== Material supplied ==

== Segment start ==

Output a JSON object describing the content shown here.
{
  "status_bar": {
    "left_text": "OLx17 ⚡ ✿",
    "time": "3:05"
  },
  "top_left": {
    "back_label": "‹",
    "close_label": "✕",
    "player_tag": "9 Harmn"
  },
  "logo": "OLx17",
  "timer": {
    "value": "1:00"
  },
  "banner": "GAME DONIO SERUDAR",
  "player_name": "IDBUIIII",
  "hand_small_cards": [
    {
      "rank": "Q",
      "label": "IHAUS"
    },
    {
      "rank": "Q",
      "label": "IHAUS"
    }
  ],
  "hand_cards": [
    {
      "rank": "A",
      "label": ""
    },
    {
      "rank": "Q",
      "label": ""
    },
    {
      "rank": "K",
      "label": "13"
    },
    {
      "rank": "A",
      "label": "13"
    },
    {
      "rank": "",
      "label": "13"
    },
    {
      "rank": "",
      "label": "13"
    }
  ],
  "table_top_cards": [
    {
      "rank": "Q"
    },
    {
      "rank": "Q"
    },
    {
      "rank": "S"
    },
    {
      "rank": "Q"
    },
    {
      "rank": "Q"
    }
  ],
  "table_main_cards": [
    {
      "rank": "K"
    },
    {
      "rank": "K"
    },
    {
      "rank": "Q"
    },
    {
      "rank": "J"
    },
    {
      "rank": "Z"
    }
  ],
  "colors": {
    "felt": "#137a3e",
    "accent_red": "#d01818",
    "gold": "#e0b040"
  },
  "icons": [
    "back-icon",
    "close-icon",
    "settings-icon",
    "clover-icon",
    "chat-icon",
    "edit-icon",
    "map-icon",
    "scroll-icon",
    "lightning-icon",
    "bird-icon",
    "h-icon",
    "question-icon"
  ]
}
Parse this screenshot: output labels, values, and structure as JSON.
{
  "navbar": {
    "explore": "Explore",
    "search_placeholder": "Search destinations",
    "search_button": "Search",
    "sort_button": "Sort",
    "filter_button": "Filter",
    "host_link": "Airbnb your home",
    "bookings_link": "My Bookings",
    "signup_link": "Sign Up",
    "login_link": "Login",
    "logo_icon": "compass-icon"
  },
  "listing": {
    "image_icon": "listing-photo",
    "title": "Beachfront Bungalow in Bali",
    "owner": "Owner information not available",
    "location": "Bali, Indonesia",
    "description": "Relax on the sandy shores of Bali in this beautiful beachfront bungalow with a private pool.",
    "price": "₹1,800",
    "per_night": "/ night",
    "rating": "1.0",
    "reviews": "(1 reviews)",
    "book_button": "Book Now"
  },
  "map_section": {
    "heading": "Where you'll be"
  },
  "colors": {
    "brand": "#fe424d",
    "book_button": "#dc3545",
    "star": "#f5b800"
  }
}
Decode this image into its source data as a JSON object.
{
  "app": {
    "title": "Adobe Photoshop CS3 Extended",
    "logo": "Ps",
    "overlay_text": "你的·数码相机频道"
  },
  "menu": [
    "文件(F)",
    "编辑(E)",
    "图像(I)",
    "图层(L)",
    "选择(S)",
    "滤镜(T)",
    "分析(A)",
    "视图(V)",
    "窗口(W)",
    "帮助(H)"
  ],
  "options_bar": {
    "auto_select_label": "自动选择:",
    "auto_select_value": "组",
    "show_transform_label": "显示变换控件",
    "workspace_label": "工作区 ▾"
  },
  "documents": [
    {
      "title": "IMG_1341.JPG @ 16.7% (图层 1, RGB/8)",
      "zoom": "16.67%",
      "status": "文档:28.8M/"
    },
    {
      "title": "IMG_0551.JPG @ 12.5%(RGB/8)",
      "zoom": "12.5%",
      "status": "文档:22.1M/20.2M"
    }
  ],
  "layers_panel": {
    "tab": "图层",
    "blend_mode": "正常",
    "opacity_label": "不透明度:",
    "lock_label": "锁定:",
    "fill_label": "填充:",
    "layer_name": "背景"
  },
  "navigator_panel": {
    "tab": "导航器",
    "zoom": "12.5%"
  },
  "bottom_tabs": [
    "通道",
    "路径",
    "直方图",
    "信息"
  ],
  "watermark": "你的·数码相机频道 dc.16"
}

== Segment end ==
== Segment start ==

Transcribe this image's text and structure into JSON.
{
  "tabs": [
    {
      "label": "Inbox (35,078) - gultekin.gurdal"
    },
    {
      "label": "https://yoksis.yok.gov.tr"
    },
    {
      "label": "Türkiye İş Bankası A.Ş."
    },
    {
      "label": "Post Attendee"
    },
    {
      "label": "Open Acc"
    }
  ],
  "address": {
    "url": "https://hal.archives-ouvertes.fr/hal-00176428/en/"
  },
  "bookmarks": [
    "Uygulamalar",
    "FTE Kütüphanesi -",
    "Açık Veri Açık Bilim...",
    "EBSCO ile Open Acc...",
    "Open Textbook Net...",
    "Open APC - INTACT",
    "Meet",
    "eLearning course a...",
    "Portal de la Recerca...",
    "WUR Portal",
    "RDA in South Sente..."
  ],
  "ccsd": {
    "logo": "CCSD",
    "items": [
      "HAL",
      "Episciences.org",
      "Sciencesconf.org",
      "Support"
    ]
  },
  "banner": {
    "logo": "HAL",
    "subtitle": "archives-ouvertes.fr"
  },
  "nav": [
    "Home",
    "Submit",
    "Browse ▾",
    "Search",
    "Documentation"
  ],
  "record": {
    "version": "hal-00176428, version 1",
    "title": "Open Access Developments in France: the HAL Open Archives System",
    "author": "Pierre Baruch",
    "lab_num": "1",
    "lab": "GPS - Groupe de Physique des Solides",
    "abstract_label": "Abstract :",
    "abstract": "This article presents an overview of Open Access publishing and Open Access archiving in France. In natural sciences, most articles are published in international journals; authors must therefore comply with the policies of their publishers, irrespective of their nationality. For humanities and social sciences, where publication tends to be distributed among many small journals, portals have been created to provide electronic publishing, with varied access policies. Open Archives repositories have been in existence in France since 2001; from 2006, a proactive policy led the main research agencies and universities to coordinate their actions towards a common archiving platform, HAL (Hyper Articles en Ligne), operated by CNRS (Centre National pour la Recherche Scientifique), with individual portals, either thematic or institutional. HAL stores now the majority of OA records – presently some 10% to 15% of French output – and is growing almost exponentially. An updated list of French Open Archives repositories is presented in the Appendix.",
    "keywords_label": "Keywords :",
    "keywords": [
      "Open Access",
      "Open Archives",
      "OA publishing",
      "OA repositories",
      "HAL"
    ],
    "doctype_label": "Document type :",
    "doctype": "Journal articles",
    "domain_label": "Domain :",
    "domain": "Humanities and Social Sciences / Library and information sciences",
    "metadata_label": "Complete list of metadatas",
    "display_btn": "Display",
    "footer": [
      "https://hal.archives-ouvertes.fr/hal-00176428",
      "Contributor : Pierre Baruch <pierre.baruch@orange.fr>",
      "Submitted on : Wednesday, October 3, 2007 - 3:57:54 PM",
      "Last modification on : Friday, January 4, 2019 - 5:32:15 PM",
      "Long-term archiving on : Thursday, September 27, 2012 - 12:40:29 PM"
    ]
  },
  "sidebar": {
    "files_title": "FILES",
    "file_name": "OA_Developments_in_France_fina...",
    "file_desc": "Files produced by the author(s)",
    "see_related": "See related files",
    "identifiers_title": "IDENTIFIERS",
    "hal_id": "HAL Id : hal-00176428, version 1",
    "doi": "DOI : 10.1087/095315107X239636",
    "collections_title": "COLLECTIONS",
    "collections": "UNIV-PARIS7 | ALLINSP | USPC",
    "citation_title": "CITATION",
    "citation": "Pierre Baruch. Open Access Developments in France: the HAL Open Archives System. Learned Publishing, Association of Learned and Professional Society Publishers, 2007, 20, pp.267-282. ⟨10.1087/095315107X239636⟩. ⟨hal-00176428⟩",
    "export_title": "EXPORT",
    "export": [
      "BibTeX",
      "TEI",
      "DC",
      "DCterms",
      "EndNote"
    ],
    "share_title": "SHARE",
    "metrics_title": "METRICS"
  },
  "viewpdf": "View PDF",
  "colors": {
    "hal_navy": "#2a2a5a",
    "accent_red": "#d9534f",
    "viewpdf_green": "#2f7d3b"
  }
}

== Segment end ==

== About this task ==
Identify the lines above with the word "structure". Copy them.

== Answer to this problem ==
Parse this screenshot: output labels, values, and structure as JSON.
Transcribe this image's text and structure into JSON.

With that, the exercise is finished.